The court’s broad interpretation of “establishment” risks eliminating the long-standing “country of origin” principle whereby a company incorporated or registered in only one Member State has to observe the data protection law of only that Member State (even when it processes personal data about individuals resident elsewhere in other Member States). The impact of this judgement may be superseded by the new EU Data Protection regulation which is on the horizon and which attempts to set up a “one stop shop” for data protection law. However, for now, the judgement creates another significant issue to consider when processing personal data in the EU.

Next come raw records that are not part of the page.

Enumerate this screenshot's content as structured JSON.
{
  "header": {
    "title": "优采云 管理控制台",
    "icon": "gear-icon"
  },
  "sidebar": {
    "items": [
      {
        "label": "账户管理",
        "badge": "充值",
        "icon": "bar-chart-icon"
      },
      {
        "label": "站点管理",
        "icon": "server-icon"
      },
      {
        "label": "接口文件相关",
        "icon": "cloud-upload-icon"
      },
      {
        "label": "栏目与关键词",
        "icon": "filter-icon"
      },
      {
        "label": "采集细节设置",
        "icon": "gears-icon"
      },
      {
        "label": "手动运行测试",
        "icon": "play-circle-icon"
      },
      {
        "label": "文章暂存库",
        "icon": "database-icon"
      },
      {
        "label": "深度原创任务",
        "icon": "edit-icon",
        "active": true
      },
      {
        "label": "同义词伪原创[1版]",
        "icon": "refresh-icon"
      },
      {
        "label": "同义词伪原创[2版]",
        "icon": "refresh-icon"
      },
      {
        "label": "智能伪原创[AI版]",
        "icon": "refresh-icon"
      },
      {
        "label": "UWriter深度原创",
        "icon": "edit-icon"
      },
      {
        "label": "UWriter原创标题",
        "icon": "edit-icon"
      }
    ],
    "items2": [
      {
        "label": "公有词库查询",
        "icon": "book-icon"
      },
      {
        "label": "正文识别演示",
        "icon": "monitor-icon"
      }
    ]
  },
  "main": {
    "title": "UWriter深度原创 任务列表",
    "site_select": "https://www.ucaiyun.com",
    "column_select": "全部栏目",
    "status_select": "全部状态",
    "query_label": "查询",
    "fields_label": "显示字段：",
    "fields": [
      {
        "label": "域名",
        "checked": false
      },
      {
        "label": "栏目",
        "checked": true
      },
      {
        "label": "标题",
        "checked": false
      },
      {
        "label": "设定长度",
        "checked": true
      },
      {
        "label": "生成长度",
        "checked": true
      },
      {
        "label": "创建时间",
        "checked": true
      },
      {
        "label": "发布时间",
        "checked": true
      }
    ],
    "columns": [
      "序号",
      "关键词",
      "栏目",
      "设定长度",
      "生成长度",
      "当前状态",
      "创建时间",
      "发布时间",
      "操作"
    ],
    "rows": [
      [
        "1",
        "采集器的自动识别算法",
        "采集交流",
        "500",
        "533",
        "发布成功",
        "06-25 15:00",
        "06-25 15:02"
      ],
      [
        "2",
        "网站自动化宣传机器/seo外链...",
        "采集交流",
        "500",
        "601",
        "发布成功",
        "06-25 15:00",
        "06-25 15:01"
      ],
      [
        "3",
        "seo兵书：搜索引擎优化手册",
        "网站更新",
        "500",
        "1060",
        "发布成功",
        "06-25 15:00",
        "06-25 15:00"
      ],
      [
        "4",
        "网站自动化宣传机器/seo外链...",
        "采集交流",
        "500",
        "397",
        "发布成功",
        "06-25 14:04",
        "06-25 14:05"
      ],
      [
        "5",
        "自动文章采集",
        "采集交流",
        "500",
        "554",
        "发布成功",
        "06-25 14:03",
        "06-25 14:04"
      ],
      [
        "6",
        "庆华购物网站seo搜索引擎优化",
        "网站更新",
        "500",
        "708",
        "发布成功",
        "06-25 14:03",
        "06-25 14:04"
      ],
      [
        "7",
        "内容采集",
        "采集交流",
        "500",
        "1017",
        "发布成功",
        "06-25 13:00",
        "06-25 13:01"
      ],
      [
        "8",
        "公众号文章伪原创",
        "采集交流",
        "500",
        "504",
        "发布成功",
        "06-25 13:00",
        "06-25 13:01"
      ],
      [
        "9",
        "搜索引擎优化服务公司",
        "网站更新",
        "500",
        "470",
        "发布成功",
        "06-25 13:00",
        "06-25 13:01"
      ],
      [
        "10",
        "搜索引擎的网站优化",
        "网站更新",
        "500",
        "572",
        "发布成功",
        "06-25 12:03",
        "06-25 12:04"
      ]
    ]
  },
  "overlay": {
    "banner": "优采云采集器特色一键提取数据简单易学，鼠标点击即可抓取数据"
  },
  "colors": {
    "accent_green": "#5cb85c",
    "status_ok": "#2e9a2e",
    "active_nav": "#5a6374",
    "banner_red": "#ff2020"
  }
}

Up until now, many business have adopted the (clearly now more risky) strategy of incorporating an entity in one particular Member State and nominating that entity as the data controller for the purposes of EU data protection law. As such, it was previously considered that the organisation must comply with the data protection laws of only that Member State. This is no longer the correct approach if you as a data controller are “established” elsewhere. Obviously, a number of businesses have always sought to comply with the higher bar in this area.
The broader interpretation of what constitutes an establishment could trigger the full range of compliance requirements that apply across Member States, including making filings with the authority and complying with each Member State’s variants in interpretation. It also means that claims and complaints can be made to the local data protection authority by the individuals affected.
For those companies who are not already operating in this way, they may need to revisit their EU data protection strategy if they offer their services via the internet in various jurisdictions and should carefully consider where to locate their staff and other facilities if they do not want to be deemed subject to data protection compliance in multiple Member States.